Read the records beneath this task and copy every line that contains the string "purple".

○ ○ ○ ○ ○ ○ ○

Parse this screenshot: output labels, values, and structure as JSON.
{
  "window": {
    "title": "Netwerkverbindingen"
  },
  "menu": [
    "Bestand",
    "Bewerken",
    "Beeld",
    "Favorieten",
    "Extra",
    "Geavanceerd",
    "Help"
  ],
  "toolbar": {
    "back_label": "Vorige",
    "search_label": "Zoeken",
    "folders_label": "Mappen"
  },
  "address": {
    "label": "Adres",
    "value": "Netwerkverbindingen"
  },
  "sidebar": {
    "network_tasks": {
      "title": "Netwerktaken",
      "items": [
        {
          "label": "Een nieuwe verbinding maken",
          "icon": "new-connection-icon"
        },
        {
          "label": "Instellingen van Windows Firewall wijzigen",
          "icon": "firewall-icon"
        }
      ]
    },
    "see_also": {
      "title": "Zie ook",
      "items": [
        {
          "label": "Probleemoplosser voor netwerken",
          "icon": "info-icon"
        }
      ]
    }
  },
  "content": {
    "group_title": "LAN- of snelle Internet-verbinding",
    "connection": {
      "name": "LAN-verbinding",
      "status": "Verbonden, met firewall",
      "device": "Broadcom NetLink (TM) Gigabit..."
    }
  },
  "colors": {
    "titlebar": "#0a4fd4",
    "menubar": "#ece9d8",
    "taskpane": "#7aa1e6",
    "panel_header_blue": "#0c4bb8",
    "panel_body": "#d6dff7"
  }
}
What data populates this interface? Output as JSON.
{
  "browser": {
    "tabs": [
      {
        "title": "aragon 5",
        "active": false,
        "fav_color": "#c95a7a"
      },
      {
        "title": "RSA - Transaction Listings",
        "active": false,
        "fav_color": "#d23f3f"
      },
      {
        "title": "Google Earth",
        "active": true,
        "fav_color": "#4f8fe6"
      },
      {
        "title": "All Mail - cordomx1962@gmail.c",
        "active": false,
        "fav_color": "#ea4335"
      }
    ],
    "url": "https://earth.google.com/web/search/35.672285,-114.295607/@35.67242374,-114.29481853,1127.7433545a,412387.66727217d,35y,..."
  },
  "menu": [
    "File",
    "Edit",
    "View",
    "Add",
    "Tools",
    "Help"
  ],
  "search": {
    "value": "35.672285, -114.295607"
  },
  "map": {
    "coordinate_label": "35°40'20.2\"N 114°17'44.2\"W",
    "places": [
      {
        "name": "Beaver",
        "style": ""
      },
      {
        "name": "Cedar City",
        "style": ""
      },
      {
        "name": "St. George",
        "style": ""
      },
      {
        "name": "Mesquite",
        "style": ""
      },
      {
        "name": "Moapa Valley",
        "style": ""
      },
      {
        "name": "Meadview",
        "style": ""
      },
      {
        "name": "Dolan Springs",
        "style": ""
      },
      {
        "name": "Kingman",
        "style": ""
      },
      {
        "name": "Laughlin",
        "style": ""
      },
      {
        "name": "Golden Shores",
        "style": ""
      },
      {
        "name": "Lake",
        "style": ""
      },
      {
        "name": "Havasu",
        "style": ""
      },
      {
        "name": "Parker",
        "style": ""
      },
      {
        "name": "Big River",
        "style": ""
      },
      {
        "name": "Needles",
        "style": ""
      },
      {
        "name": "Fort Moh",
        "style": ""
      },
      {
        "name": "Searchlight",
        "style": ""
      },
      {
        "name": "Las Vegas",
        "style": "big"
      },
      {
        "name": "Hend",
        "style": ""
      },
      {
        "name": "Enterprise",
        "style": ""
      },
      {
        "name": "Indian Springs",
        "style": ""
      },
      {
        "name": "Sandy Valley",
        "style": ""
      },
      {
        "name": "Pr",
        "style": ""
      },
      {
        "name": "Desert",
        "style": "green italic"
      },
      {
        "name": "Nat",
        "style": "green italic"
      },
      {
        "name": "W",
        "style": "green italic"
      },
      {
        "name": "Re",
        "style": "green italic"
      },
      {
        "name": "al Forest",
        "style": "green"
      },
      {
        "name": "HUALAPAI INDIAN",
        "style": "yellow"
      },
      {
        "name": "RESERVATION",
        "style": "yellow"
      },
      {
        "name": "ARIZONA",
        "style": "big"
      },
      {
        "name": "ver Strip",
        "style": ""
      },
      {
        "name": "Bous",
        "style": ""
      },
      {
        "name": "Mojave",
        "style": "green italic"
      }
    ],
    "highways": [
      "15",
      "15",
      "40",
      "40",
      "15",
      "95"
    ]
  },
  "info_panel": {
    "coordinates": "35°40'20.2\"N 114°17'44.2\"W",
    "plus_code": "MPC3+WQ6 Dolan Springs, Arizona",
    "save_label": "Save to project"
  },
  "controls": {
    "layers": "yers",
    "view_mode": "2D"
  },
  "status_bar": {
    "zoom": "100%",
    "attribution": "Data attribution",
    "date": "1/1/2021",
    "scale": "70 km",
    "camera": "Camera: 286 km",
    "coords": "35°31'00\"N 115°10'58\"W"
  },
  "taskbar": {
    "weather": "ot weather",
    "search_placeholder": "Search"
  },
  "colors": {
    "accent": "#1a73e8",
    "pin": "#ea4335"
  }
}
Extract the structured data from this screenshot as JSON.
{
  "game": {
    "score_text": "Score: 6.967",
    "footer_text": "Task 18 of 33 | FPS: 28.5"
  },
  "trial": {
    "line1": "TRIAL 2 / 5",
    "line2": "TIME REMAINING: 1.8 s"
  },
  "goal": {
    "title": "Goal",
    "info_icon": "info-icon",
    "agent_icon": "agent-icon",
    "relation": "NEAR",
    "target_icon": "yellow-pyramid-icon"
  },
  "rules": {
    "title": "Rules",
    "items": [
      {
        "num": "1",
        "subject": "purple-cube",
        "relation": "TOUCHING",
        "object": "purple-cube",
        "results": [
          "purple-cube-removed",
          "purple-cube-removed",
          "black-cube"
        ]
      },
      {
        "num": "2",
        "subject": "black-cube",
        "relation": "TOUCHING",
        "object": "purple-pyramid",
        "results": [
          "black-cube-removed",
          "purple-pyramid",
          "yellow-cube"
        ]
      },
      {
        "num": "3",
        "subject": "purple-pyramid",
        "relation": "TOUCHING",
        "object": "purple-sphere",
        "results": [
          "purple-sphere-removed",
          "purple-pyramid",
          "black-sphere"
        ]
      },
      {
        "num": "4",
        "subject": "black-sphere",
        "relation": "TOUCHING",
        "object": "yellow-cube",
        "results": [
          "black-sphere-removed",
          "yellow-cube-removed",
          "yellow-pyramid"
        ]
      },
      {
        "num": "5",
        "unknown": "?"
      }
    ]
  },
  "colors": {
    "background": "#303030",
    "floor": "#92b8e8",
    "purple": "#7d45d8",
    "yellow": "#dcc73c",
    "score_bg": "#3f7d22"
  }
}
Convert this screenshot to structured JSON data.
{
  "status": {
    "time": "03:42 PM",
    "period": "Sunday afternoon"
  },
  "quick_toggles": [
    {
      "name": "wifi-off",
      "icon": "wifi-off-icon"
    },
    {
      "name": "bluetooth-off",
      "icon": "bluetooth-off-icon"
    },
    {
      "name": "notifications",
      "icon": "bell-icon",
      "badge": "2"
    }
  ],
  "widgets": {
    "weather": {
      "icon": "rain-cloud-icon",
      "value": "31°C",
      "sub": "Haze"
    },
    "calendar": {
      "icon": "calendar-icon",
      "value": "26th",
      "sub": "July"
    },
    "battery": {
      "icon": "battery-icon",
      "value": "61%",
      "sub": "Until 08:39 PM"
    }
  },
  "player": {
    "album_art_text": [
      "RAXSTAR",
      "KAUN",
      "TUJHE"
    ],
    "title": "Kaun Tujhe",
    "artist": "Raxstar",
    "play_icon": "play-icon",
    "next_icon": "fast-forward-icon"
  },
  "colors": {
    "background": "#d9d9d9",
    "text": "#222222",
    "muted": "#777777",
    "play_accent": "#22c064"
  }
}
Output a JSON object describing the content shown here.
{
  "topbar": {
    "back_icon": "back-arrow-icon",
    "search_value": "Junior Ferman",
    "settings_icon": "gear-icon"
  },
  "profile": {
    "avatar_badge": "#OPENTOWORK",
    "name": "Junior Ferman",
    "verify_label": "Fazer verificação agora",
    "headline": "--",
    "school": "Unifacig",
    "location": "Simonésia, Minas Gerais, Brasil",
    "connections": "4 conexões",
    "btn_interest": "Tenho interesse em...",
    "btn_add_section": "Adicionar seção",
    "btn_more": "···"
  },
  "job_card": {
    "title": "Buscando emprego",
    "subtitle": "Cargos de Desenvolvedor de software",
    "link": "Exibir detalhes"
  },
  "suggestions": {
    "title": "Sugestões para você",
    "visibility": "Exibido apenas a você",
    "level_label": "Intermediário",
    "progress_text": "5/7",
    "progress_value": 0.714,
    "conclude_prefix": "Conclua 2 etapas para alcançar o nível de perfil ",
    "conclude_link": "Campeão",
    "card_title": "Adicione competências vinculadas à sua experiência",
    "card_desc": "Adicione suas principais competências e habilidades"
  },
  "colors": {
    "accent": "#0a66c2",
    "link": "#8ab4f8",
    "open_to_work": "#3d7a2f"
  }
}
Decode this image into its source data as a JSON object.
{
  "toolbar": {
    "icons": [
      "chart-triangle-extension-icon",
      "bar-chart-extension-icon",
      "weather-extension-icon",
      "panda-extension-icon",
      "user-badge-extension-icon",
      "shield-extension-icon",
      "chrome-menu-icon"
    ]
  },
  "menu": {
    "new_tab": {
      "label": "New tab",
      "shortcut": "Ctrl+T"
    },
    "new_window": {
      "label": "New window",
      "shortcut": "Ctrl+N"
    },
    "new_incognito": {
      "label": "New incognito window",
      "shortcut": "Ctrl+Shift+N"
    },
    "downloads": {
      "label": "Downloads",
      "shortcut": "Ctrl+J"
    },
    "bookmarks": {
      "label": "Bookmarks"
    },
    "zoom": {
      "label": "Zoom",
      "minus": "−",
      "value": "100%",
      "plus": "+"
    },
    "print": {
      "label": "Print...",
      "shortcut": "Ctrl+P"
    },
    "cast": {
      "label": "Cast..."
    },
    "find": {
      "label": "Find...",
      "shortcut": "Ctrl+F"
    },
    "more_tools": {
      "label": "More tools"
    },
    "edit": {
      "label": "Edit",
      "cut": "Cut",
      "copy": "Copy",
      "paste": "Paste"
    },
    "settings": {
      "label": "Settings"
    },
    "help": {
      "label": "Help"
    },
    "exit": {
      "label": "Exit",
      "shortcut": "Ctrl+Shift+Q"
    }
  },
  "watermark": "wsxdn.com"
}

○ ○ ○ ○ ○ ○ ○

=== SOLUTION ===
        "subject": "purple-cube",
        "object": "purple-cube",
          "purple-cube-removed",
          "purple-cube-removed",
        "object": "purple-pyramid",
          "purple-pyramid",
        "subject": "purple-pyramid",
        "object": "purple-sphere",
          "purple-sphere-removed",
          "purple-pyramid",
    "purple": "#7d45d8",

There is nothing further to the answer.